p121hw1solnssp10

# p121hw1solnssp10 - 12 Which of the following are...

This preview shows pages 1–10. Sign up to view the full content.

This preview has intentionally blurred sections. Sign up to view the full version.

View Full Document

This preview has intentionally blurred sections. Sign up to view the full version.

View Full Document

This preview has intentionally blurred sections. Sign up to view the full version.

View Full Document

This preview has intentionally blurred sections. Sign up to view the full version.

View Full Document

This preview has intentionally blurred sections.
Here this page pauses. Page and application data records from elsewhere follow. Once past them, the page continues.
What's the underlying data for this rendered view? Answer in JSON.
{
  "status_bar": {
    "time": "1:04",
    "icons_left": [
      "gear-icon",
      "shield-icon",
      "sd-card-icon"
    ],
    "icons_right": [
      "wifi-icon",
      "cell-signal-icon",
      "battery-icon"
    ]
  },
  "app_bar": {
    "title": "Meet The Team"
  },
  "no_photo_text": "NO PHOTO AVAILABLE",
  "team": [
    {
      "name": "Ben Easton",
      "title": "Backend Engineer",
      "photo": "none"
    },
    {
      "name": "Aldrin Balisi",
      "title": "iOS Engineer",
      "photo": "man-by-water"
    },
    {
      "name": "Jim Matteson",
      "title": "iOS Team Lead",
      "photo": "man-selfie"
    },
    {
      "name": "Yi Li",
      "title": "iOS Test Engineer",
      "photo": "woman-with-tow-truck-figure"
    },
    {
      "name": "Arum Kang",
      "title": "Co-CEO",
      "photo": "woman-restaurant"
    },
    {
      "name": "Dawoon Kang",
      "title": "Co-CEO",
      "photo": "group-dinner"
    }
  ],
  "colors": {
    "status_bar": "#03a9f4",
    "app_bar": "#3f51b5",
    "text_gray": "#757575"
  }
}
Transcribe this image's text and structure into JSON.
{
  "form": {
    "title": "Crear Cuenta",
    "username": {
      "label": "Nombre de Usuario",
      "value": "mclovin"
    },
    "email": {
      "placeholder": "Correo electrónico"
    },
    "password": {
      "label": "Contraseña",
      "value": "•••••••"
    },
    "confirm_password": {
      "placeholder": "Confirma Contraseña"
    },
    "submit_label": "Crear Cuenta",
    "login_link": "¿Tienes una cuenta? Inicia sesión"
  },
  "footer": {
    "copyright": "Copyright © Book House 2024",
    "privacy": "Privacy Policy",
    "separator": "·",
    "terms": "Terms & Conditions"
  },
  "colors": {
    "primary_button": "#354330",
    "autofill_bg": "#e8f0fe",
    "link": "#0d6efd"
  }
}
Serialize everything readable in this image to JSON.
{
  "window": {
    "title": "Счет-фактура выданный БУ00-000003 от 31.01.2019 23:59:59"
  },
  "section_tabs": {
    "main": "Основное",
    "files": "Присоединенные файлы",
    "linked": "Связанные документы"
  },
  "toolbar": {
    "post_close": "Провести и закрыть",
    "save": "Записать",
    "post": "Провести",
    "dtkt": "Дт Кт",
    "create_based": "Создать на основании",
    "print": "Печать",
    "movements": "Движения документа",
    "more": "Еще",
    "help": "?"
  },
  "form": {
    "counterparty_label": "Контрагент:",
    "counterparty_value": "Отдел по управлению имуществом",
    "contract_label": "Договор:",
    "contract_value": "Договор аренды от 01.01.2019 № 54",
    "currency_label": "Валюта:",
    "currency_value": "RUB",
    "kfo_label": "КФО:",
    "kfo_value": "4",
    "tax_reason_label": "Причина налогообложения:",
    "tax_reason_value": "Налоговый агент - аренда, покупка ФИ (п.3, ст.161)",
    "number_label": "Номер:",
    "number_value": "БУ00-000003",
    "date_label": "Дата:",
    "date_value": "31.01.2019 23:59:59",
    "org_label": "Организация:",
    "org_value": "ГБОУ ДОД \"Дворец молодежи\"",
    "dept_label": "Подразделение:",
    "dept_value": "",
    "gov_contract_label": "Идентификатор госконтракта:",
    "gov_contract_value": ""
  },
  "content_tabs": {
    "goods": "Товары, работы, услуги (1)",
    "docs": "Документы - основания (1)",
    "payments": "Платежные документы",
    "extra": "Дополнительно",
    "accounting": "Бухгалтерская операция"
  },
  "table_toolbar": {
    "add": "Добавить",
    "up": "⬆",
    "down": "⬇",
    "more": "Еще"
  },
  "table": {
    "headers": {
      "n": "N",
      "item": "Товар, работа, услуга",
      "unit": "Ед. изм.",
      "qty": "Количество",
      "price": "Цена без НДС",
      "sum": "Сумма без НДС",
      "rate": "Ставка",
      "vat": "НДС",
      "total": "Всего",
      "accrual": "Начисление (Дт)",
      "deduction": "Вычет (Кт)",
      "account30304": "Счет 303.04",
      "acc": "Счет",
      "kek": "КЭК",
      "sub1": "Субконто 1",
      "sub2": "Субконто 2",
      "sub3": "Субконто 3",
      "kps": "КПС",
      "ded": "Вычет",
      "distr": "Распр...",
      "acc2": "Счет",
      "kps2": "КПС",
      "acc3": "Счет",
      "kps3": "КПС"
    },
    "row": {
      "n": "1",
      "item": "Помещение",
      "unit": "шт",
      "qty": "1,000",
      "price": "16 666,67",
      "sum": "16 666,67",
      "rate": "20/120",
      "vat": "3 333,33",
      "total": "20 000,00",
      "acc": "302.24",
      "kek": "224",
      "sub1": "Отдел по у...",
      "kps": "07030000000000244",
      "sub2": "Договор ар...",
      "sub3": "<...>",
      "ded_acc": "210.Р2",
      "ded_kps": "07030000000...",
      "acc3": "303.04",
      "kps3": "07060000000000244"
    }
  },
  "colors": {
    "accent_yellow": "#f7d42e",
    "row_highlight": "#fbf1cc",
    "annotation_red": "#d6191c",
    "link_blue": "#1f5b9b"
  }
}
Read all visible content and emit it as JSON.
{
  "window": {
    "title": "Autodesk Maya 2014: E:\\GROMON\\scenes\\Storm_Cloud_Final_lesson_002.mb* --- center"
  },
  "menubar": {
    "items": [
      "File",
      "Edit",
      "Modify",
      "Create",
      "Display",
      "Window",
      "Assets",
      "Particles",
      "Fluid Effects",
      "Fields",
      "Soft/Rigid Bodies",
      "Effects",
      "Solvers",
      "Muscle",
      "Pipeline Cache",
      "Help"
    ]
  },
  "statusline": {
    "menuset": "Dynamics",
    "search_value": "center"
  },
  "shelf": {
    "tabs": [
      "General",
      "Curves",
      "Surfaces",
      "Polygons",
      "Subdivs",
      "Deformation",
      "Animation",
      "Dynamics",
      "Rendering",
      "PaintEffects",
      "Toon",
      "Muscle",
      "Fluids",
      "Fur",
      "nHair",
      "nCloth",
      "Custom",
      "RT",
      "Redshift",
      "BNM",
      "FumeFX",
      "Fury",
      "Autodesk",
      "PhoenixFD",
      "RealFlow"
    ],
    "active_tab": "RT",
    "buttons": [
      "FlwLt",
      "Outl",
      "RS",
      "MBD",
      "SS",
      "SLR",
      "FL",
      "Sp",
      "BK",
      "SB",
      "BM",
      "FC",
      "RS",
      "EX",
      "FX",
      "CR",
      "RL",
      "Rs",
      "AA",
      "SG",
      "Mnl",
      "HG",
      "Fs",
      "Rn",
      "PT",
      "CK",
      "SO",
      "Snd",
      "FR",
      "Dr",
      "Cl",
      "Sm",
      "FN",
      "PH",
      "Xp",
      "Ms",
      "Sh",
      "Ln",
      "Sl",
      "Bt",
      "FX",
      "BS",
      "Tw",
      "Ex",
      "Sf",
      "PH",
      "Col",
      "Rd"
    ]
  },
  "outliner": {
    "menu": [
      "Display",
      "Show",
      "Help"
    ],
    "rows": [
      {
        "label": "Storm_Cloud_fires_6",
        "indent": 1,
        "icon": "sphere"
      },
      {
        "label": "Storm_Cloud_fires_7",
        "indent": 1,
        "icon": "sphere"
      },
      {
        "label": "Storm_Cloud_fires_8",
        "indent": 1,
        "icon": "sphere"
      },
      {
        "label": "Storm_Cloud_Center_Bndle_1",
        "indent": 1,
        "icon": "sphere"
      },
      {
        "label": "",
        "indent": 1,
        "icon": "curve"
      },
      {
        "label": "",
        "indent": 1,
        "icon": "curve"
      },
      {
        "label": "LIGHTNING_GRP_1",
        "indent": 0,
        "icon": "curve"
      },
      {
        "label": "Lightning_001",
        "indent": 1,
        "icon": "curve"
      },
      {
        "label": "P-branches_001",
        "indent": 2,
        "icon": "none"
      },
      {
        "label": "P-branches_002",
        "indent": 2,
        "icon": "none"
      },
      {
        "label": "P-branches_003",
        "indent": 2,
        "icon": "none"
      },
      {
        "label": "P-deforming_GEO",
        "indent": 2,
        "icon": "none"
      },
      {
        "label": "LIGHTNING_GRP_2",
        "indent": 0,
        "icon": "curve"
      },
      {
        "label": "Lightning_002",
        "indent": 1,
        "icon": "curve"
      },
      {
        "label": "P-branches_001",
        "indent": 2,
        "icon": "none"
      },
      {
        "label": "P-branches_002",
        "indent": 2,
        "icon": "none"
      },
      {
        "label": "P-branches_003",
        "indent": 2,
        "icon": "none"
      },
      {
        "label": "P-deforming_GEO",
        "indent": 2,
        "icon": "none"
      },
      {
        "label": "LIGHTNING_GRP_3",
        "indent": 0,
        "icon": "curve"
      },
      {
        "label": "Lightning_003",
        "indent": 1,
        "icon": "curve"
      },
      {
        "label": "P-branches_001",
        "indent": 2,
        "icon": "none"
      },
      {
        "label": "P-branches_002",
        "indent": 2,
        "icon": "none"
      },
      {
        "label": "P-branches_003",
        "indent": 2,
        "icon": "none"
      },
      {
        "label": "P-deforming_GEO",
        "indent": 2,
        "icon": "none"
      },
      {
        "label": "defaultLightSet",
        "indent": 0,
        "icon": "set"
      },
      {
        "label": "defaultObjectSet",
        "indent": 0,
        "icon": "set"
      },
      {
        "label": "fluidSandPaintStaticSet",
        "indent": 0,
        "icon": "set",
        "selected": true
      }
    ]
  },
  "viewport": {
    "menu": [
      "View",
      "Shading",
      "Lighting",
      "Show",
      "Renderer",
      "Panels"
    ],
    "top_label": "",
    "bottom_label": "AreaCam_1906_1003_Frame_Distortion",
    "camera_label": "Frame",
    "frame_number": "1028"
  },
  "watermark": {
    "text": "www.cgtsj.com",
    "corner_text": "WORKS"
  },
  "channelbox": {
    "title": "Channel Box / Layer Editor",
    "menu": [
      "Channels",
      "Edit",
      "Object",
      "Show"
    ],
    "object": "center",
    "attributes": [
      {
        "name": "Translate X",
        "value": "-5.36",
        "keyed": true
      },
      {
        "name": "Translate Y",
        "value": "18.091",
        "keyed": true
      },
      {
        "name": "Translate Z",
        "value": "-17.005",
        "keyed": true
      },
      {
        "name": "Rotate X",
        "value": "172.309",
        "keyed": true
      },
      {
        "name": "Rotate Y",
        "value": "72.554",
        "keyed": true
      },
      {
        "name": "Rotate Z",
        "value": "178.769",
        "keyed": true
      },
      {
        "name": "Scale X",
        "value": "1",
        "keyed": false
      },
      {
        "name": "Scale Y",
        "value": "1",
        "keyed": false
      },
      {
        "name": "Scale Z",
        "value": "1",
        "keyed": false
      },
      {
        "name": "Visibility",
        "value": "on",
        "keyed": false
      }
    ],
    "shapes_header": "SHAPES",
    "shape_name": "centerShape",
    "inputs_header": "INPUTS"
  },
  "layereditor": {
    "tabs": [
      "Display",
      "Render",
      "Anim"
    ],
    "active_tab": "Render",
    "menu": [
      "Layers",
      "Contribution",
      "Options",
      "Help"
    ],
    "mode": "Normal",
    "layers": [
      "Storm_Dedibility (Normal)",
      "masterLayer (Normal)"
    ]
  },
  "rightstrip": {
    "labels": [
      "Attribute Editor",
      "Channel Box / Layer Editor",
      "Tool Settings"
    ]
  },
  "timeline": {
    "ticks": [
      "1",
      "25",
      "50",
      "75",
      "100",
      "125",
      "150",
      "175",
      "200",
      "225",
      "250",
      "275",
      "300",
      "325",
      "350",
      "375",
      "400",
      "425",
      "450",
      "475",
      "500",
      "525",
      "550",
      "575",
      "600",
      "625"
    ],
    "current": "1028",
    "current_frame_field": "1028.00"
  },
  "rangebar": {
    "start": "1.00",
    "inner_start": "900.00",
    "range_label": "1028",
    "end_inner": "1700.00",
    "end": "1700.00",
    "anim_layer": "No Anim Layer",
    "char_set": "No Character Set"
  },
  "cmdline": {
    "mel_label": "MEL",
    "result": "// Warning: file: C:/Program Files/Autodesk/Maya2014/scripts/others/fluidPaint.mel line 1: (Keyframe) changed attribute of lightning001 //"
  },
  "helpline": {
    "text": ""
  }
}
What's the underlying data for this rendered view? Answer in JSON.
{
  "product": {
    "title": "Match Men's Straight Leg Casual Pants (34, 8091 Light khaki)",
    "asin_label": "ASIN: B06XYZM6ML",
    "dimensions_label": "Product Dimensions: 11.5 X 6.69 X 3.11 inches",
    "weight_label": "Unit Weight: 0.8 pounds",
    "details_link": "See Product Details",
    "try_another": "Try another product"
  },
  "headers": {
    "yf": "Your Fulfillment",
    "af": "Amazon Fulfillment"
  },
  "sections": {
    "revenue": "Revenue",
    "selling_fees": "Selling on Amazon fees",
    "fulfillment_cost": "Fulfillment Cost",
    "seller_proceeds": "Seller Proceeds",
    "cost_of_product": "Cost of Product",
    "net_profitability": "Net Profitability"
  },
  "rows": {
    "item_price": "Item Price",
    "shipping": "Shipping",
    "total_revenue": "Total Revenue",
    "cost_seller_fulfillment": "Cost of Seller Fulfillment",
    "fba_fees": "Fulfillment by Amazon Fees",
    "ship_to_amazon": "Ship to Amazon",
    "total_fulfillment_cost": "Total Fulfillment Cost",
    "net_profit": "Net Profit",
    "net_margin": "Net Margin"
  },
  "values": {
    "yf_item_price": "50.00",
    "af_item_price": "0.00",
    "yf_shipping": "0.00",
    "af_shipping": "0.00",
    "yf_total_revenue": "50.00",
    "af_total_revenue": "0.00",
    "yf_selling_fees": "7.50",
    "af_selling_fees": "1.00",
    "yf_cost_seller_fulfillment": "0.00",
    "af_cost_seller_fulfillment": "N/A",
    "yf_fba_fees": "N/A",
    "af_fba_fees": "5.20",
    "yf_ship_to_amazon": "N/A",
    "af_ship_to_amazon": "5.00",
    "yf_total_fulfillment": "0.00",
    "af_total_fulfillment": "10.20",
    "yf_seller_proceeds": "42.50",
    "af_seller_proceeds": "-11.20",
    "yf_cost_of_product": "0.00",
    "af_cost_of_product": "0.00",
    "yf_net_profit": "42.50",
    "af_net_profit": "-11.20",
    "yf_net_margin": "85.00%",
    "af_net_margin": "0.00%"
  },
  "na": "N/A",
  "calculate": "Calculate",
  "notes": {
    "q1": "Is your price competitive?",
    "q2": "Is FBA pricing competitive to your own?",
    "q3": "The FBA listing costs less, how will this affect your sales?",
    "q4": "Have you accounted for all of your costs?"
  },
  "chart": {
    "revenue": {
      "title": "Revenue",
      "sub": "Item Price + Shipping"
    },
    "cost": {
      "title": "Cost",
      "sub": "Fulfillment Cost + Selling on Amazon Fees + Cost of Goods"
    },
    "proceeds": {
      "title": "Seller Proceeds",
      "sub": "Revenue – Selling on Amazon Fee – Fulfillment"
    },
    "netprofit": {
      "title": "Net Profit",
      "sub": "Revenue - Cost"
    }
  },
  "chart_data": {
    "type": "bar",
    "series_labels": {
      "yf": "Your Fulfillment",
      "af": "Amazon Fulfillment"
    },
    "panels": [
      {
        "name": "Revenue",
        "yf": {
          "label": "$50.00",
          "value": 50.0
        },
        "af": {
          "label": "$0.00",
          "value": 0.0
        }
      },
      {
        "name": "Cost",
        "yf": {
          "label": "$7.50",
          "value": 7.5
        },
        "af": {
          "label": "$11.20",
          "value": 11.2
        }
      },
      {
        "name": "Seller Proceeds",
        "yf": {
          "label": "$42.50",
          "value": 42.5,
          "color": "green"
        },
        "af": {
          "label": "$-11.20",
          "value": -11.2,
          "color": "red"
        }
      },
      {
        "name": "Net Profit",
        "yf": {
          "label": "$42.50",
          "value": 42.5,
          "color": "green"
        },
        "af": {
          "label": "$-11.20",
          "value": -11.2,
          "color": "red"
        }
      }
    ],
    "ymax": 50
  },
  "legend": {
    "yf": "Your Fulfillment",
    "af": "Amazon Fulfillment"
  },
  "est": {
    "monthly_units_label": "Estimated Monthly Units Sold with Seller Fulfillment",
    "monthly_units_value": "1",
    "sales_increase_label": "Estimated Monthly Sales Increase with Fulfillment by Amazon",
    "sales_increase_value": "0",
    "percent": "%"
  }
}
Sign up to view the full version.

View Full Document
12.) Which of the following are permissible amounts of charge for an object to have? Select all that are correct (and none that are incorrect) to receive credit. (You should assume the elementary charge value is exactly e=1.6·10 -19 C.) A neutral object is made out of an equal number of protons and electrons. The object becomes charged when there is an imbalance of the two. Both particles carry a charge of amount ‘e’ (elementary charge) with protons = +e and electrons = -e. We consider these indivisible a , so permissible net charges must be integer multiples of e. For the listed charge amounts, we take a ratio of them with e=1.6 · 10 -19 C and see if an integer results. If so, the charge is permissible; it can be achieved exactly by creating an imbalance of the appropriate number of electrons or protons. If the charge is negative, there must be more electrons than protons (usually, the electrons are added to the object). If the charge is positive, there must be more protons than electrons (usually, the electrons are removed from the object). (-1/2
This is the end of the preview. Sign up to access the rest of the document.

## This note was uploaded on 03/19/2010 for the course PHYS 121 taught by Professor Koskelo during the Spring '10 term at Skyline College.

### Page1 / 10

p121hw1solnssp10 - 12 Which of the following are...

This preview shows document pages 1 - 10. Sign up to view the full document.

View Full Document
Ask a homework question - tutors are online